Allison Harrison: In 2022, we’re most interested in learning more about expanding our online client services, which would include learning more about video call and live chat options. This will help us connect to existing clients in our community but also help us expand our client base to New Orleans and other surrounding areas of Louisiana.
A record 4.4 million Americans left their jobs in September in 2021, accelerating a trend that has become known as the Great Resignation. 47% of people plan to leave their job during 2022. Most are leaving because of their boss or their company culture. 82% of people feel unheard, undervalued and misunderstood in the workplace. Do you think leaders see the data and think “that’s not me – I’m not that boss they don’t want to work for? What changes do you think need to happen?
Allison Harrison: I think many of those misunderstandings happen when leadership doesn’t cultivate a community atmosphere, or when there is a lack of communication or appreciation. Meetings with open communication, leading by example and showing appreciation by inclusion and respect benefits not only your clients but also your workers. When your employees see you as a peer, they’re more likely to stick around and talk openly about their frustrations.

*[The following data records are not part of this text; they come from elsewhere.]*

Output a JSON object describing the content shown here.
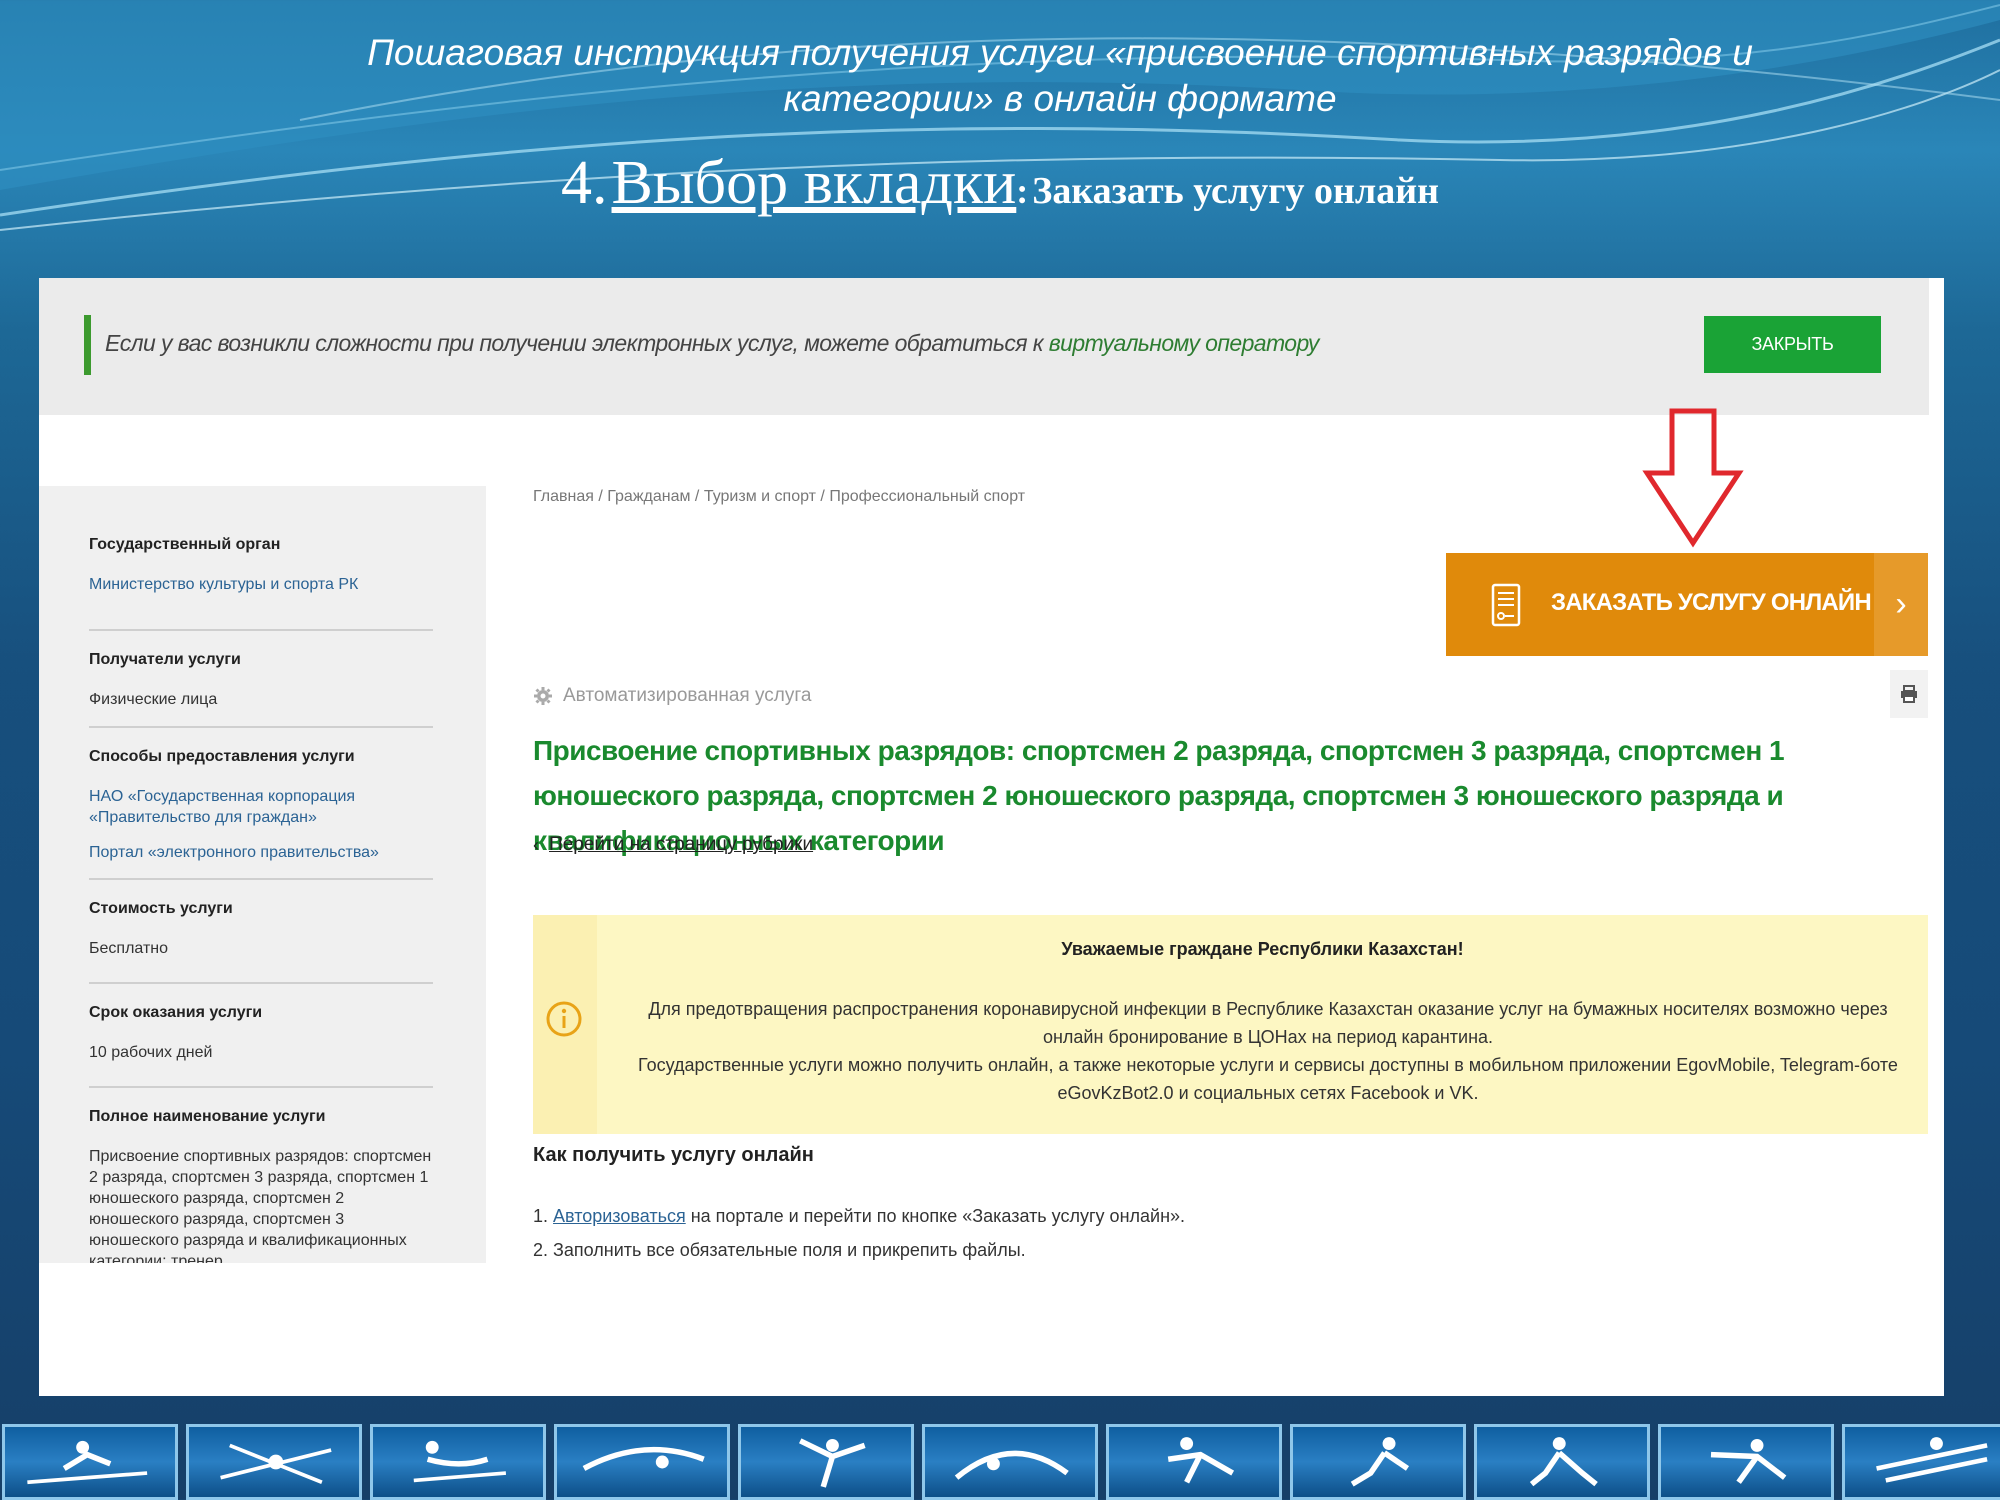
{
  "slide": {
    "title": "Пошаговая инструкция получения услуги «присвоение спортивных разрядов и категории» в онлайн формате",
    "step_number": "4.",
    "step_tab_name": "Выбор вкладки",
    "step_colon": ":",
    "step_tab_value": "Заказать услугу онлайн"
  },
  "notice": {
    "text": "Если у вас возникли сложности при получении электронных услуг, можете обратиться к ",
    "link": "виртуальному оператору",
    "close_label": "ЗАКРЫТЬ"
  },
  "sidebar": {
    "blocks": [
      {
        "heading": "Государственный орган",
        "value": "Министерство культуры и спорта РК"
      },
      {
        "heading": "Получатели услуги",
        "value": "Физические лица"
      },
      {
        "heading": "Способы предоставления услуги",
        "value": "НАО «Государственная корпорация «Правительство для граждан»",
        "value2": "Портал «электронного правительства»"
      },
      {
        "heading": "Стоимость услуги",
        "value": "Бесплатно"
      },
      {
        "heading": "Срок оказания услуги",
        "value": "10 рабочих дней"
      },
      {
        "heading": "Полное наименование услуги",
        "value": "Присвоение спортивных разрядов: спортсмен 2 разряда, спортсмен 3 разряда, спортсмен 1 юношеского разряда, спортсмен 2 юношеского разряда, спортсмен 3 юношеского разряда и квалификационных категории: тренер"
      }
    ]
  },
  "breadcrumb": [
    "Главная",
    "Гражданам",
    "Туризм и спорт",
    "Профессиональный спорт"
  ],
  "breadcrumb_separator": " / ",
  "order_button": {
    "label": "ЗАКАЗАТЬ УСЛУГУ ОНЛАЙН",
    "icon": "document-icon",
    "chevron": "›"
  },
  "automated_label": "Автоматизированная услуга",
  "service_title": "Присвоение спортивных разрядов: спортсмен 2 разряда, спортсмен 3 разряда, спортсмен 1 юношеского разряда, спортсмен 2 юношеского разряда, спортсмен 3 юношеского разряда и квалификационных категории",
  "rubric_link": "Перейти на страницу рубрики",
  "alert": {
    "title": "Уважаемые граждане Республики Казахстан!",
    "body_line1": "Для предотвращения распространения коронавирусной инфекции в Республике Казахстан оказание услуг на бумажных носителях возможно через онлайн бронирование в ЦОНах на период карантина.",
    "body_line2": "Государственные услуги можно получить онлайн, а также некоторые услуги и сервисы доступны в мобильном приложении EgovMobile, Telegram-боте eGovKzBot2.0 и социальных сетях Facebook и VK."
  },
  "howto": {
    "title": "Как получить услугу онлайн",
    "step1_prefix": "1. ",
    "step1_link": "Авторизоваться",
    "step1_rest": " на портале и перейти по кнопке «Заказать услугу онлайн».",
    "step2": "2. Заполнить все обязательные поля и прикрепить файлы."
  },
  "colors": {
    "accent_green": "#1aa336",
    "title_green": "#1a8a2e",
    "order_orange": "#e08a0b",
    "alert_yellow": "#fdf7c3",
    "arrow_red": "#e0282d"
  }
}
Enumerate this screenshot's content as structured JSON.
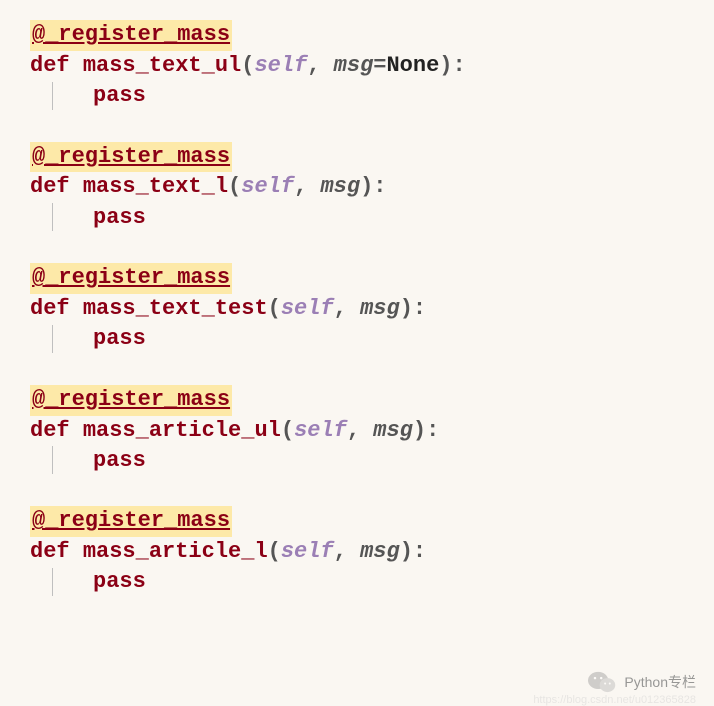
{
  "functions": [
    {
      "decorator": "@_register_mass",
      "def": "def",
      "name": "mass_text_ul",
      "open": "(",
      "self": "self",
      "comma": ", ",
      "param": "msg",
      "eq": "=",
      "default": "None",
      "close": ")",
      "colon": ":",
      "body": "pass"
    },
    {
      "decorator": "@_register_mass",
      "def": "def",
      "name": "mass_text_l",
      "open": "(",
      "self": "self",
      "comma": ", ",
      "param": "msg",
      "close": ")",
      "colon": ":",
      "body": "pass"
    },
    {
      "decorator": "@_register_mass",
      "def": "def",
      "name": "mass_text_test",
      "open": "(",
      "self": "self",
      "comma": ", ",
      "param": "msg",
      "close": ")",
      "colon": ":",
      "body": "pass"
    },
    {
      "decorator": "@_register_mass",
      "def": "def",
      "name": "mass_article_ul",
      "open": "(",
      "self": "self",
      "comma": ", ",
      "param": "msg",
      "close": ")",
      "colon": ":",
      "body": "pass"
    },
    {
      "decorator": "@_register_mass",
      "def": "def",
      "name": "mass_article_l",
      "open": "(",
      "self": "self",
      "comma": ", ",
      "param": "msg",
      "close": ")",
      "colon": ":",
      "body": "pass"
    }
  ],
  "watermark": {
    "text": "Python专栏",
    "sub": "https://blog.csdn.net/u012365828"
  }
}
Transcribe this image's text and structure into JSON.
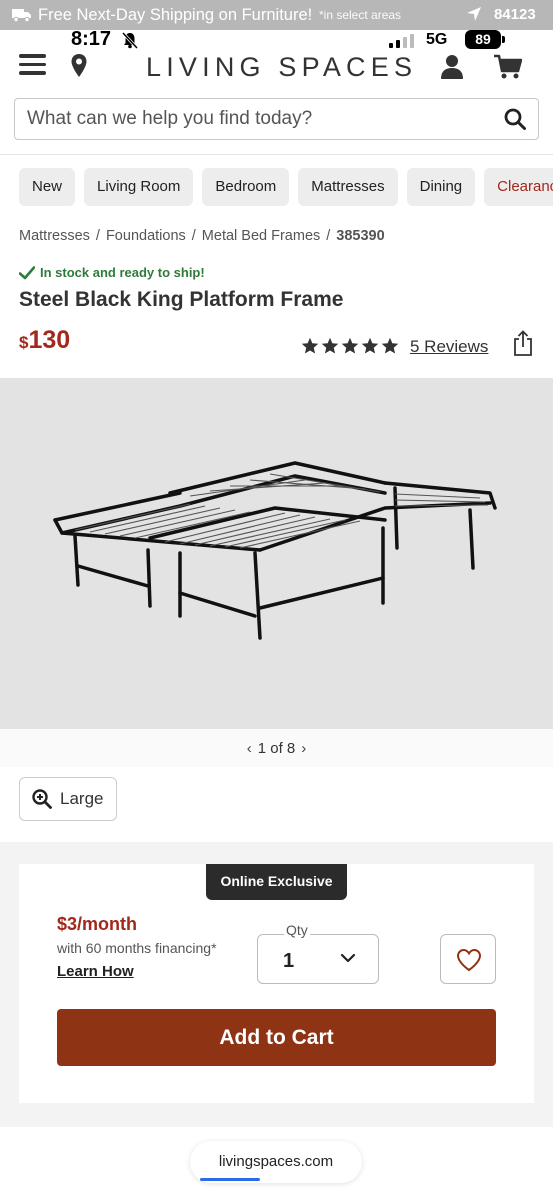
{
  "promo": {
    "text": "Free Next-Day Shipping on Furniture!",
    "note": "*in select areas",
    "zip": "84123"
  },
  "status_bar": {
    "time": "8:17",
    "network": "5G",
    "battery": "89"
  },
  "header": {
    "logo": "LIVING SPACES"
  },
  "search": {
    "placeholder": "What can we help you find today?"
  },
  "categories": [
    "New",
    "Living Room",
    "Bedroom",
    "Mattresses",
    "Dining",
    "Clearance"
  ],
  "breadcrumb": [
    "Mattresses",
    "Foundations",
    "Metal Bed Frames",
    "385390"
  ],
  "product": {
    "stock_status": "In stock and ready to ship!",
    "title": "Steel Black King Platform Frame",
    "currency": "$",
    "price": "130",
    "rating": 5,
    "reviews": "5 Reviews"
  },
  "gallery": {
    "page_label": "1 of 8",
    "large_label": "Large"
  },
  "purchase": {
    "badge": "Online Exclusive",
    "monthly": "$3/month",
    "financing": "with 60 months financing*",
    "learn_how": "Learn How",
    "qty_label": "Qty",
    "qty_value": "1",
    "add_to_cart": "Add to Cart"
  },
  "browser": {
    "url": "livingspaces.com"
  },
  "colors": {
    "accent_red": "#a2281b",
    "cart_button": "#8e3414",
    "stock_green": "#2f7b3a"
  }
}
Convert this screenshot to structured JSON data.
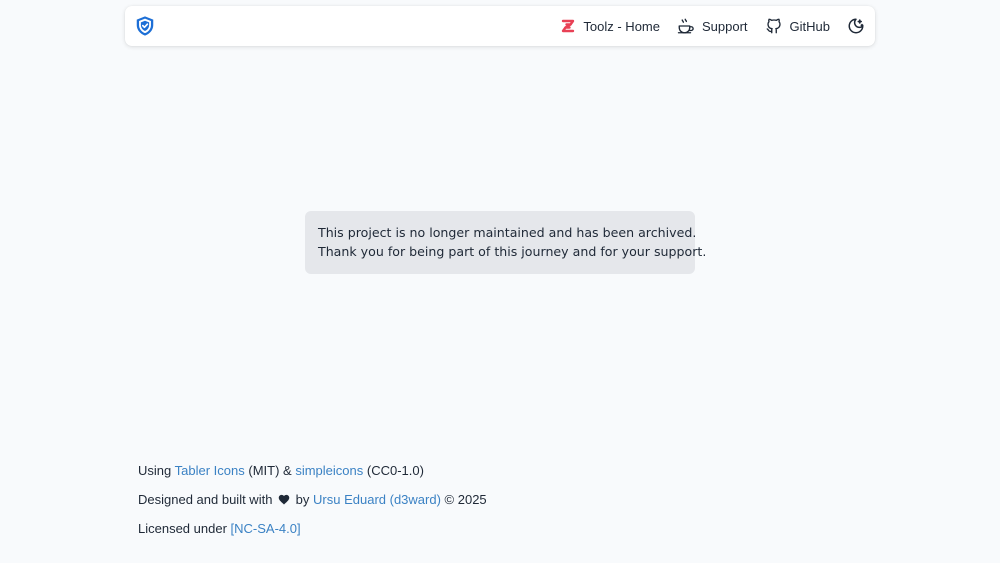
{
  "navbar": {
    "logo_icon": "shield-logo-icon",
    "links": [
      {
        "label": "Toolz - Home",
        "icon": "toolz-logo-icon"
      },
      {
        "label": "Support",
        "icon": "coffee-cup-icon"
      },
      {
        "label": "GitHub",
        "icon": "github-icon"
      }
    ],
    "theme_toggle_icon": "moon-icon"
  },
  "notice": {
    "line1": "This project is no longer maintained and has been archived.",
    "line2": "Thank you for being part of this journey and for your support."
  },
  "footer": {
    "line1": {
      "prefix": "Using",
      "tabler_link": "Tabler Icons",
      "tabler_license": "(MIT) &",
      "simpleicons_link": "simpleicons",
      "simpleicons_license": "(CC0-1.0)"
    },
    "line2": {
      "prefix": "Designed and built with",
      "by": "by",
      "author_link": "Ursu Eduard (d3ward)",
      "copyright": "© 2025"
    },
    "line3": {
      "prefix": "Licensed under",
      "license_link": "[NC-SA-4.0]"
    }
  },
  "colors": {
    "background": "#f8fafc",
    "link": "#3b82c4",
    "logo_blue": "#1d6fd6",
    "toolz_red": "#e84155",
    "notice_bg": "#e5e7eb"
  }
}
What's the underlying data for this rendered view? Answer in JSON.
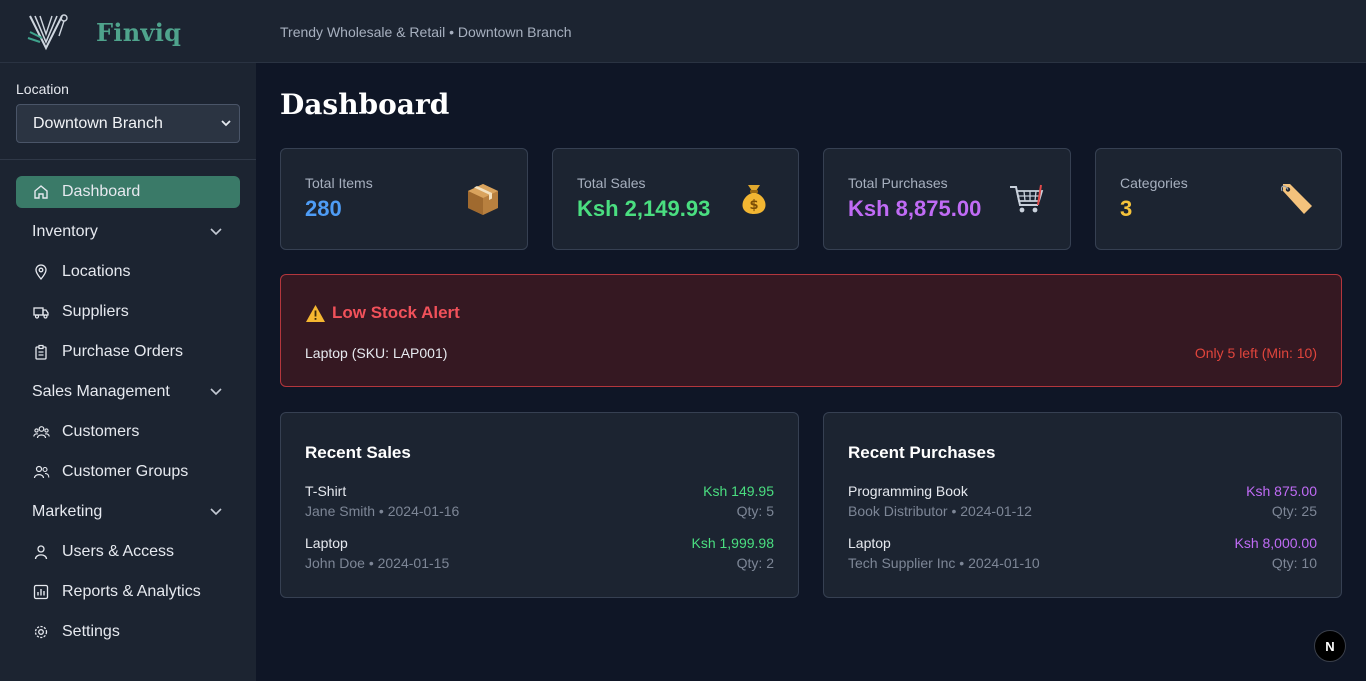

By listening to their concerns, you can build a better business.
On a lighter note, if you had the ability to pick any business superpower, what would it be and how would you put it into practice?
Allison Harrison: If I could pick any business superpower, that superpower would be to know what’s lurking around every corner in regards to emergencies, pandemics and/or natural disasters. I could then be perpetually prepared for any and all ‘wrenches’. As a local business with a community client base, we are very integrated into our neighborhood. We’re proud to serve friends and family. It’s my desire to serve all local businesses all at the same time and without hiccups. Our services are very in demand, and I want to meet everyone’s needs as soon as possible while also building meaningful relationships with our clients.
What does “success” in 2022 mean to you? It could be on a personal or business level, please share your vision.
Allison Harrison: In 2022, success means expanding our services further into New Orleans while satisfying our Northshore clients. Goodbee is focused on becoming the number one company not just on the Northshore but in New Orleans, too, and we’d love to realize that vision this year.
Jed Morley, VIP Contributor to ValiantCEO and the host of this interview would like to thank Allison Harrison for taking the time to do this interview and share her knowledge and experience with our readers.
If you would like to get in touch with Allison Harrison or her company, you can do it through her – Linkedin Page
Disclaimer: The ValiantCEO Community welcomes voices from many spheres on our open platform. We publish pieces as written by outside contributors with a wide range of opinions, which don’t necessarily reflect our own. Community stories are not commissioned by our editorial team and must meet our guidelines prior to being published.